cover image Panama Canal

Panama Canal

Judith St George. Putnam Publishing Group, $16.95 (159pp) ISBN 978-0-399-21637-4

Like St. George's The Mount Rushmore Story , this is a handsome, heavily illustrated history of a major American icon. Celebrating its 75th anniversary this year, the Panama Canal was little more than a ``raw and muddy wound'' when it was begun; its completion was a political and technological feat. St. George makes excellent use of quotations from a veritable mountain of sources. She gives an interesting account of the battle won by Dr. William Gorgas against yellow fever in the region; and she makes revealing distinctions between the three chief engineers who, by turn, impeded or advanced the complex project. She seems reluctant, however, to voice her own views about such central themes as the race problems between the American engineers and the Indians who worked on the project, and the issue of sovereignty of the Canal.
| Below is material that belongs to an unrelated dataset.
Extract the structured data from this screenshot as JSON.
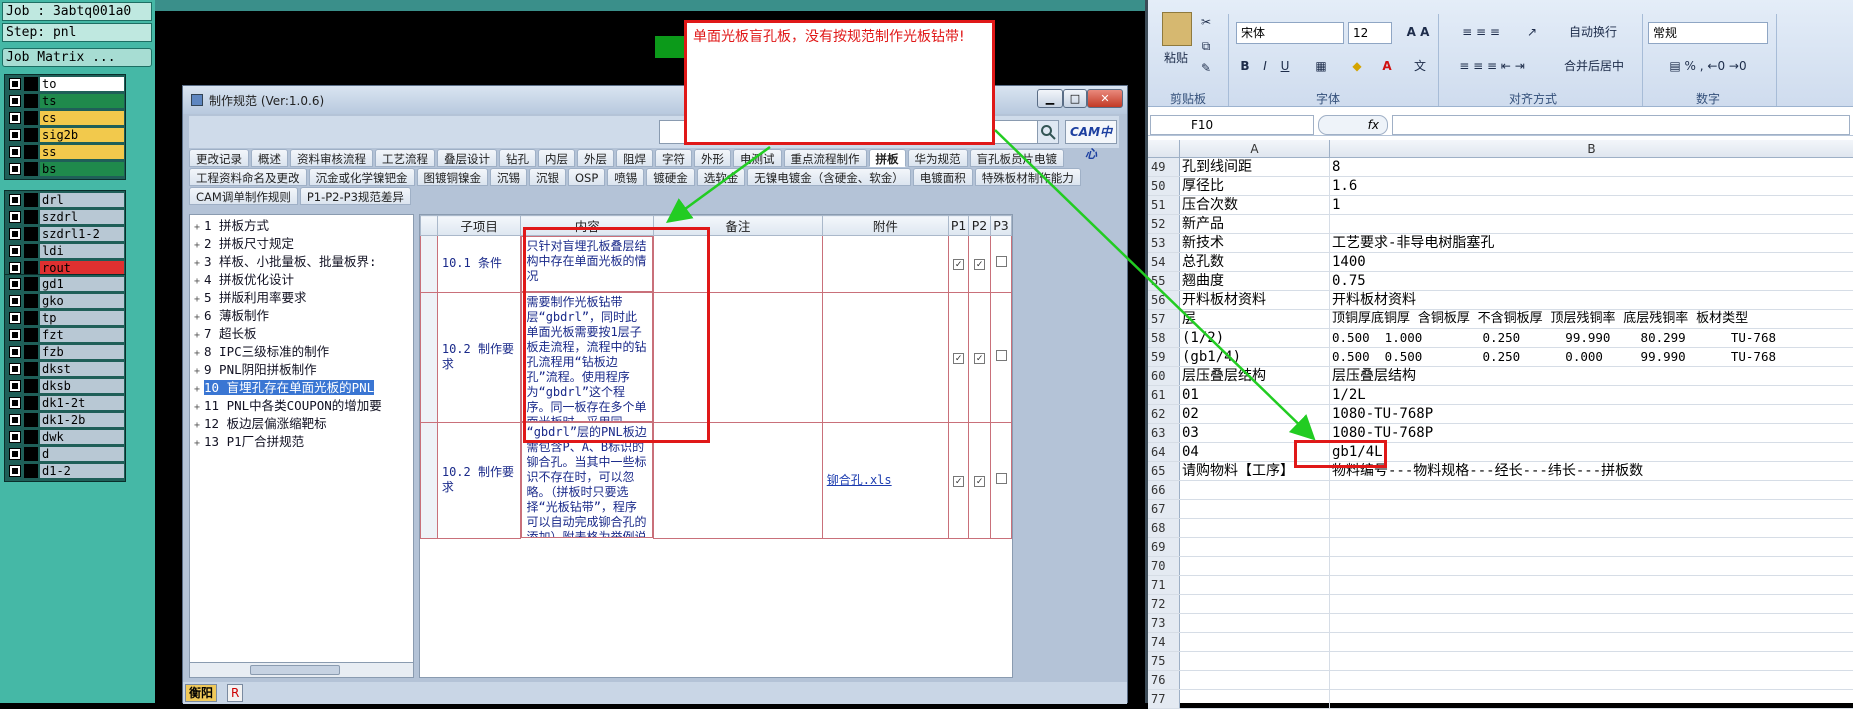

She also does not probe the political aftershock of President Roosevelt's ``gunboat diplomacy'' and other controversial policies. The pale historical photographs, first-rate diagrams and maps add tremendously to the impact of the book. Ages 10-up. (Jan.)